**YOUR OBJECTIVE**
Repeat the data in full. No line may differ from the original.

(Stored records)
+ + + + + + +
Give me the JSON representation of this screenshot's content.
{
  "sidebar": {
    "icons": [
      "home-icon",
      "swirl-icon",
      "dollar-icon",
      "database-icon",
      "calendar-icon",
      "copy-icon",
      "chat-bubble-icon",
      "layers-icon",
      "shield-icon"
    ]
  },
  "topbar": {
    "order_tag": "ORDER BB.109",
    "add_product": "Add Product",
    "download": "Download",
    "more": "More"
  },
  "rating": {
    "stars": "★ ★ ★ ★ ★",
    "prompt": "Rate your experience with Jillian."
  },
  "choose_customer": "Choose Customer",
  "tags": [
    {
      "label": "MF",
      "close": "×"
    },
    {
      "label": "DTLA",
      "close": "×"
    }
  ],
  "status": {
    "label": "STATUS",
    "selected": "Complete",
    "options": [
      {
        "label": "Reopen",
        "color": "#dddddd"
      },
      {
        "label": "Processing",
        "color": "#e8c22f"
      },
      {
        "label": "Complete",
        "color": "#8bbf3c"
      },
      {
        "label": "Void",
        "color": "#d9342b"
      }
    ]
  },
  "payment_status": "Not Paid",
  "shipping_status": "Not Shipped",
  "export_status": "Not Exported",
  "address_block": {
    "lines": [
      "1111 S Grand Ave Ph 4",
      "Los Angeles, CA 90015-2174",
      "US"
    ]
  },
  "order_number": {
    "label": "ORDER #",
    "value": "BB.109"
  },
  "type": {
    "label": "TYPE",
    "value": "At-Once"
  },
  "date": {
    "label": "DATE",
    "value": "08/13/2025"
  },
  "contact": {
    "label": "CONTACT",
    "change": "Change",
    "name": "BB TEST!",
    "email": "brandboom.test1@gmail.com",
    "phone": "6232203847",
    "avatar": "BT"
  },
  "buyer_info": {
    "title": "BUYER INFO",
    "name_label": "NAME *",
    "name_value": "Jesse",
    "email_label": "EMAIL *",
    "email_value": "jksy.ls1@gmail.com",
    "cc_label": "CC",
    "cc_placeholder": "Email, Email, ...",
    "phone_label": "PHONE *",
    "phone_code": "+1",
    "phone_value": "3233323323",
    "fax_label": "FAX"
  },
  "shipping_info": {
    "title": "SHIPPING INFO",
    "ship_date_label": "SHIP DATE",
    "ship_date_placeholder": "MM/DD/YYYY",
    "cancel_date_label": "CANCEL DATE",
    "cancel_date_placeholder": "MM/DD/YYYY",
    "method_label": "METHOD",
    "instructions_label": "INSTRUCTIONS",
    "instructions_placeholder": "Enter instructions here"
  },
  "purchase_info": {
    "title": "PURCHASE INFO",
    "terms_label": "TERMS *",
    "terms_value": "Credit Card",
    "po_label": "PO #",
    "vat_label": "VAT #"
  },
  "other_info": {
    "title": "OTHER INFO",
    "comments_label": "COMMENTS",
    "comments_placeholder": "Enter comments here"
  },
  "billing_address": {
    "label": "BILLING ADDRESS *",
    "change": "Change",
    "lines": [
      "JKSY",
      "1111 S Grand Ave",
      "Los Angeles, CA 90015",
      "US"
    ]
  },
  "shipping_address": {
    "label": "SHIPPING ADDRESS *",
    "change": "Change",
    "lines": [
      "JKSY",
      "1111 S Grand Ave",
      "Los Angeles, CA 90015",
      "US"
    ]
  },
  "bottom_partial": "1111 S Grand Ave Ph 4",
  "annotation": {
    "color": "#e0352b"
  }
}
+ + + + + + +
**EXERCISE RESULT**
Give me the JSON representation of this screenshot's content.
{
  "sidebar": {
    "icons": [
      "home-icon",
      "swirl-icon",
      "dollar-icon",
      "database-icon",
      "calendar-icon",
      "copy-icon",
      "chat-bubble-icon",
      "layers-icon",
      "shield-icon"
    ]
  },
  "topbar": {
    "order_tag": "ORDER BB.109",
    "add_product": "Add Product",
    "download": "Download",
    "more": "More"
  },
  "rating": {
    "stars": "★ ★ ★ ★ ★",
    "prompt": "Rate your experience with Jillian."
  },
  "choose_customer": "Choose Customer",
  "tags": [
    {
      "label": "MF",
      "close": "×"
    },
    {
      "label": "DTLA",
      "close": "×"
    }
  ],
  "status": {
    "label": "STATUS",
    "selected": "Complete",
    "options": [
      {
        "label": "Reopen",
        "color": "#dddddd"
      },
      {
        "label": "Processing",
        "color": "#e8c22f"
      },
      {
        "label": "Complete",
        "color": "#8bbf3c"
      },
      {
        "label": "Void",
        "color": "#d9342b"
      }
    ]
  },
  "payment_status": "Not Paid",
  "shipping_status": "Not Shipped",
  "export_status": "Not Exported",
  "address_block": {
    "lines": [
      "1111 S Grand Ave Ph 4",
      "Los Angeles, CA 90015-2174",
      "US"
    ]
  },
  "order_number": {
    "label": "ORDER #",
    "value": "BB.109"
  },
  "type": {
    "label": "TYPE",
    "value": "At-Once"
  },
  "date": {
    "label": "DATE",
    "value": "08/13/2025"
  },
  "contact": {
    "label": "CONTACT",
    "change": "Change",
    "name": "BB TEST!",
    "email": "brandboom.test1@gmail.com",
    "phone": "6232203847",
    "avatar": "BT"
  },
  "buyer_info": {
    "title": "BUYER INFO",
    "name_label": "NAME *",
    "name_value": "Jesse",
    "email_label": "EMAIL *",
    "email_value": "jksy.ls1@gmail.com",
    "cc_label": "CC",
    "cc_placeholder": "Email, Email, ...",
    "phone_label": "PHONE *",
    "phone_code": "+1",
    "phone_value": "3233323323",
    "fax_label": "FAX"
  },
  "shipping_info": {
    "title": "SHIPPING INFO",
    "ship_date_label": "SHIP DATE",
    "ship_date_placeholder": "MM/DD/YYYY",
    "cancel_date_label": "CANCEL DATE",
    "cancel_date_placeholder": "MM/DD/YYYY",
    "method_label": "METHOD",
    "instructions_label": "INSTRUCTIONS",
    "instructions_placeholder": "Enter instructions here"
  },
  "purchase_info": {
    "title": "PURCHASE INFO",
    "terms_label": "TERMS *",
    "terms_value": "Credit Card",
    "po_label": "PO #",
    "vat_label": "VAT #"
  },
  "other_info": {
    "title": "OTHER INFO",
    "comments_label": "COMMENTS",
    "comments_placeholder": "Enter comments here"
  },
  "billing_address": {
    "label": "BILLING ADDRESS *",
    "change": "Change",
    "lines": [
      "JKSY",
      "1111 S Grand Ave",
      "Los Angeles, CA 90015",
      "US"
    ]
  },
  "shipping_address": {
    "label": "SHIPPING ADDRESS *",
    "change": "Change",
    "lines": [
      "JKSY",
      "1111 S Grand Ave",
      "Los Angeles, CA 90015",
      "US"
    ]
  },
  "bottom_partial": "1111 S Grand Ave Ph 4",
  "annotation": {
    "color": "#e0352b"
  }
}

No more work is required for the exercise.